Few weeks ago, Ceramics Today’s editor received an email from Midlands Potters Association with a call to help Russell Paige to fire his vessels. The thermocouple of his kiln broke and he was looking for a kiln to rent some space to fire a commission piece. Your kiln is more likely to let you down when you are working against the time!
As usual, the community of potters was very supportive. A potter offered to help and Russell was able to complete is project.
Our editor asked Russell to share his experience with Ceramics Today’s readers.
CT: Hi Russell, could you introduce yourself in few words?
Hi, I’m Russell Paige. I’m a potter based in Worcester, UK. I currently am making small scale vessels out of my garage until I can set up my new studio.
CT: How did you come to ceramics?
I was lucky enough to attend a school with actual ceramics equipment and an art teacher who used to be a potter.
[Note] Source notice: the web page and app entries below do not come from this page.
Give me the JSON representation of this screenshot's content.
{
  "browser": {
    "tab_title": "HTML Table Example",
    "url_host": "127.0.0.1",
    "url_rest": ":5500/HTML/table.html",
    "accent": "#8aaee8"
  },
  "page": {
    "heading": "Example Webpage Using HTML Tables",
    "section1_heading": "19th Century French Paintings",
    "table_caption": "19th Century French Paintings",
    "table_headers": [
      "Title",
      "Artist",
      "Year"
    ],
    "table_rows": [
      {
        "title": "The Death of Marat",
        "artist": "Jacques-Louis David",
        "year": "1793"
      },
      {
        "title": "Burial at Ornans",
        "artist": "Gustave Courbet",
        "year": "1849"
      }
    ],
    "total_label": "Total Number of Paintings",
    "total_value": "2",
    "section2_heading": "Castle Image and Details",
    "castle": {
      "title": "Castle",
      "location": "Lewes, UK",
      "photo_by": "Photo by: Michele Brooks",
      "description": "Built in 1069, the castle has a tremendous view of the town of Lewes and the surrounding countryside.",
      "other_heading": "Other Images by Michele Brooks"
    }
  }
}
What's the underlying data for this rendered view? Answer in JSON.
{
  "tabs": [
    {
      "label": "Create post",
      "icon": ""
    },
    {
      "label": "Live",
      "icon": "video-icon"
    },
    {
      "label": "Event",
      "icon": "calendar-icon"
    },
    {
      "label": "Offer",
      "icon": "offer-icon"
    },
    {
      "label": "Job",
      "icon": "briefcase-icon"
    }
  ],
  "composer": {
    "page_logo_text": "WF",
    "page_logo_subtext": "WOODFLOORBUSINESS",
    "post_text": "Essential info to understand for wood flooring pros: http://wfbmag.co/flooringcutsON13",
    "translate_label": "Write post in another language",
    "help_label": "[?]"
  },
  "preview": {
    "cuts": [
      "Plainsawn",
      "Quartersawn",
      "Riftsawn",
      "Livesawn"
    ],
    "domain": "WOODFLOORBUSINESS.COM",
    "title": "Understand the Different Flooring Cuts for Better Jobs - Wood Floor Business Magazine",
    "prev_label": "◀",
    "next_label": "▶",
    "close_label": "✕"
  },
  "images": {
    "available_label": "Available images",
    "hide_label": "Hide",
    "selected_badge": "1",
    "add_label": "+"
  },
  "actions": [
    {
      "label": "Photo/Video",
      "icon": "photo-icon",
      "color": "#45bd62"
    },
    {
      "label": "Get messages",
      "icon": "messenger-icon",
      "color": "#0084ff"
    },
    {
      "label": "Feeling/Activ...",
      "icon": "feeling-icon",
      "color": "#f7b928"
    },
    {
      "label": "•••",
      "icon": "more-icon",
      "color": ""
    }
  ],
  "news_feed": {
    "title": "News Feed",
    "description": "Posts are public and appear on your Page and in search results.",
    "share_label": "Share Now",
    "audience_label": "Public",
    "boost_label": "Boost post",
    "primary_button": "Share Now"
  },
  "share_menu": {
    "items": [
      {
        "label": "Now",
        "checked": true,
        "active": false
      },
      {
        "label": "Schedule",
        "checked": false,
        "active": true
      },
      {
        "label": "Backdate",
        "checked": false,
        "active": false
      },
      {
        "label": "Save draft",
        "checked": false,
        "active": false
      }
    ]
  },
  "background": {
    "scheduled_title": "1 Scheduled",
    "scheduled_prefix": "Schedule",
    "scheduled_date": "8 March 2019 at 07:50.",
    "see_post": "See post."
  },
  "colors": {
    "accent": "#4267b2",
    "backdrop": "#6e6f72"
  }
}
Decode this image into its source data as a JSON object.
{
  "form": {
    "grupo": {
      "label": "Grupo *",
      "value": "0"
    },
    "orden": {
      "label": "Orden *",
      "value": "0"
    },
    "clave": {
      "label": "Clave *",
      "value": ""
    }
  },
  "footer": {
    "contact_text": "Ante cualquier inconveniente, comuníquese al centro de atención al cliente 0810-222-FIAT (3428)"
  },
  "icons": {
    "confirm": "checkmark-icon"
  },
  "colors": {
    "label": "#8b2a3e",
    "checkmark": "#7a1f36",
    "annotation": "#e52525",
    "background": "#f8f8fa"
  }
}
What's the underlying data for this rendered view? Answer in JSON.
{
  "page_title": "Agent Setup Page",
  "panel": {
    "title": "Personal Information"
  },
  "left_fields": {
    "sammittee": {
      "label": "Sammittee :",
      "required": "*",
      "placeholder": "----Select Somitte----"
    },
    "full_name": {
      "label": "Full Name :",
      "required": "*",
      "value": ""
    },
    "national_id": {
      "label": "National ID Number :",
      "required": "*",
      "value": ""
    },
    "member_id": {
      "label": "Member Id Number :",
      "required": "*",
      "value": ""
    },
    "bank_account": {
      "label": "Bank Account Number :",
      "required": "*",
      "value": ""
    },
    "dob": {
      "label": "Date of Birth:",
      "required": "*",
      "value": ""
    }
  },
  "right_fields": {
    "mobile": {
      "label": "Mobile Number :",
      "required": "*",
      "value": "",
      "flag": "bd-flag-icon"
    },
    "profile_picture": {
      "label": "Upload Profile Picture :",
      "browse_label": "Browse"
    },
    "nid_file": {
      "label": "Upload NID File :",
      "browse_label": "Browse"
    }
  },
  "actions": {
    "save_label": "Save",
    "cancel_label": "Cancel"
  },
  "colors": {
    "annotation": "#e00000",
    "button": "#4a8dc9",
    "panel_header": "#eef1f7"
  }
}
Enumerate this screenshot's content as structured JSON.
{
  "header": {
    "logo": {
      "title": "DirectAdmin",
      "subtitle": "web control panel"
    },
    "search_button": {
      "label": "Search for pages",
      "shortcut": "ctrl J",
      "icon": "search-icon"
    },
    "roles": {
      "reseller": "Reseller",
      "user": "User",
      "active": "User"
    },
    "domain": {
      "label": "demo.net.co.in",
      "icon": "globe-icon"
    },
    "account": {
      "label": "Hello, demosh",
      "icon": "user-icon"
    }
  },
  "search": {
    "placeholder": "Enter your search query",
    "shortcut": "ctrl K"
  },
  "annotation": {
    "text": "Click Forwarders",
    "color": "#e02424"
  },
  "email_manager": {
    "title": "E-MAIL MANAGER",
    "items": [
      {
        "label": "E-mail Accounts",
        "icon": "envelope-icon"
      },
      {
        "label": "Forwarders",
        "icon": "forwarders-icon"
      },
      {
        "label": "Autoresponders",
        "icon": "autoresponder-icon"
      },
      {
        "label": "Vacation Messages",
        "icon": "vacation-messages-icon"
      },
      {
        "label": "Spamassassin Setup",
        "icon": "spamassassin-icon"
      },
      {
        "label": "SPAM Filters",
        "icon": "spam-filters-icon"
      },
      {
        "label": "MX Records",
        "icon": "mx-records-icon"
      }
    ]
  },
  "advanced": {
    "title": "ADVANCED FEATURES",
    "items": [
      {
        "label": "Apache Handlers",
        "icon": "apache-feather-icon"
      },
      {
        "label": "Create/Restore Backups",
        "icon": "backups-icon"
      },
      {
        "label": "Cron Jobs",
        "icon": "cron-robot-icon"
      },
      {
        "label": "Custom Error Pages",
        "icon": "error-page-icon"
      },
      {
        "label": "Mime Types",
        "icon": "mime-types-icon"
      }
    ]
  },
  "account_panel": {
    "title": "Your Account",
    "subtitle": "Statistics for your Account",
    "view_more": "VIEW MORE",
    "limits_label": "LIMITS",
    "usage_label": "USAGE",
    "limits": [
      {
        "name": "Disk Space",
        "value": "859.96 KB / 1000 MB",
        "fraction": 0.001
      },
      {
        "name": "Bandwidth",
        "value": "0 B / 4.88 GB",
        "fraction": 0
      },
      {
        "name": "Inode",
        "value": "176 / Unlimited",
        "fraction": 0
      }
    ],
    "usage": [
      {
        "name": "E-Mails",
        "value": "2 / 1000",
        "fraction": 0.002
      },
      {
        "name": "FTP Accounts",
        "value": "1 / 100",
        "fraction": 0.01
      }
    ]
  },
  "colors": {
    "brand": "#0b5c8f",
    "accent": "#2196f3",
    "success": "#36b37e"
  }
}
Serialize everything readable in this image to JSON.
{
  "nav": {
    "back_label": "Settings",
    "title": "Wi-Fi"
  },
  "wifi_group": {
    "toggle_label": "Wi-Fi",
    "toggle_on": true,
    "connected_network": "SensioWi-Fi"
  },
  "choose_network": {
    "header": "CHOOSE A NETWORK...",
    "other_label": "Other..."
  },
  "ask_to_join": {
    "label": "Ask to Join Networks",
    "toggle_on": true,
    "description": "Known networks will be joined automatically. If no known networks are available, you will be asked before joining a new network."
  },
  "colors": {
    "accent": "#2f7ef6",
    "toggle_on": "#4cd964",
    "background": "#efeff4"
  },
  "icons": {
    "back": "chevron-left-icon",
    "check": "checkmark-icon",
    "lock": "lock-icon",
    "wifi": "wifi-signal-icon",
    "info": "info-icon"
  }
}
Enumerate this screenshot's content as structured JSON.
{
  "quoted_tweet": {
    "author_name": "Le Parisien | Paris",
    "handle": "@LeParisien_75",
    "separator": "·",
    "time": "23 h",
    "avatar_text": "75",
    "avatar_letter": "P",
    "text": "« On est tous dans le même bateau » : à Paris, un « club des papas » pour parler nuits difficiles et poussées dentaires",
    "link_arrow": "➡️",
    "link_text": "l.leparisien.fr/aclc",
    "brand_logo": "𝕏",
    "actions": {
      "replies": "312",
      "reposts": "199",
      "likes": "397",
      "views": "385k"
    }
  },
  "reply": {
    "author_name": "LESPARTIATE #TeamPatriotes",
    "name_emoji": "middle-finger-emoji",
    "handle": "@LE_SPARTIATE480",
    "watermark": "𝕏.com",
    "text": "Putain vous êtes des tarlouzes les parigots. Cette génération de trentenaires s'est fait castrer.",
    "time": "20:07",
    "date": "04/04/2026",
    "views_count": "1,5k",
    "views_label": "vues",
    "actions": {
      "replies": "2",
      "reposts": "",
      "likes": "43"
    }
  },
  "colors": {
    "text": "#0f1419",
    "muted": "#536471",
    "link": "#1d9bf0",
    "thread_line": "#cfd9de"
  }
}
So that was my introduction to clay. In fact one of my A-Level final pieces was a collection of abstract sculpture, sawdust fired in a kiln of my own making!
CT: How did you learn pottery and develop your skills?
After school I completed an Art Foundation course at Bedford College and specialised in pottery for the final half of the course. I am still in touch with my tutor from there who was a great inspiration to me. From here I went to study Ceramics at Wolverhampton University for 3 years where I gained a wealth of knowledge about many pottery techniques. The course there is really excellent and helped me to explore many techniques, they even allowed us to build a wood fired kiln in their yard, which may or may not be there still today. From University I went to running a pottery studio at Brewery Arts Centre in Cirencester. I was the Ceramicist in Residence for 3 years where I taught classes and produced my own work.
CT: Can you tell us where your inspiration comes from?
I am inspired by wheel thrown forms predominantly, both everyday and more sculptural objects. The fluidity and slight differences that are created when using the wheel really interest me. Artists like Edmund De Waal and his repetitions and simplicity of form but also the wood fired work of Svend Bayer for its naturalistic decoration. However, I also love the bold designs of Richard Godfrey for his use of colour. I could rattle out a long list of artists who inspire me and you would probably not really be able to find a theme. I think inspiration can come from anywhere really, not just from the pottery world.
CT: What clay and techniques do you use to build your pieces?
I use the wheel to throw almost all of my work. I fell in love with the process at university and continued from there. I also like the precision of slip casting and mould making so do like to mix these techniques. I work in stoneware and porcelain and generally use simple glazes. At the moment all my work is fired in an electric kiln but one day I would love to have a wood fired kiln, I am not sure I can get away with that in my garden though!
Q: Where do you work from? Are you a full-time potter or it’s a hobbies?
I am a hobby potter at the moment. Having just moved house I have set myself up in the garage however the dream would be to have a studio building set up in my garden so I have a dedicated space to work. Of course the dream is to be a full time potter but I’m not quite there yet.
Q: Could you mention one piece that you are particularly proud of?
I think the range/design I am particularly proud of is my Nu-Baroque pieces. This was work that I produced when I was in residence at Brewery Arts and I only ever made mugs and teapots however I would like to expand on the range and make more designs. I think this is what I will be focusing on going forward. The mugs did end up being sold in a very high end interiors shop in Chelsea at one stage which was a great achievement.
Q: where can our readers see/buy your work? Any exhibition in the pipeline?
The best place to see my work would be on my Instagram page @russellpaigeceramics or on my Facebook page Russell Paige Ceramics. I am not the best at updating these (especially Facebook) but they do have pictures of previous work. I do not have a shop set up at the moment but people can message me to see what I have available. I keep telling myself to set something up however life is busy at the moment! I don’t have any exhibitions in the pipeline but would love to be a part of something.